### [Brief]
Write out all of the data exactly as it appears.
(Provided data begins)
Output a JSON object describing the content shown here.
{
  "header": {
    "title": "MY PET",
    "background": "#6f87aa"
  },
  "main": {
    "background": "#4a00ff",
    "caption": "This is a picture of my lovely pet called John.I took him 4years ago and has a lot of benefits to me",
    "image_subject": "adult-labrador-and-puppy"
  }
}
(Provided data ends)
### [Exercise response]
Output a JSON object describing the content shown here.
{
  "header": {
    "title": "MY PET",
    "background": "#6f87aa"
  },
  "main": {
    "background": "#4a00ff",
    "caption": "This is a picture of my lovely pet called John.I took him 4years ago and has a lot of benefits to me",
    "image_subject": "adult-labrador-and-puppy"
  }
}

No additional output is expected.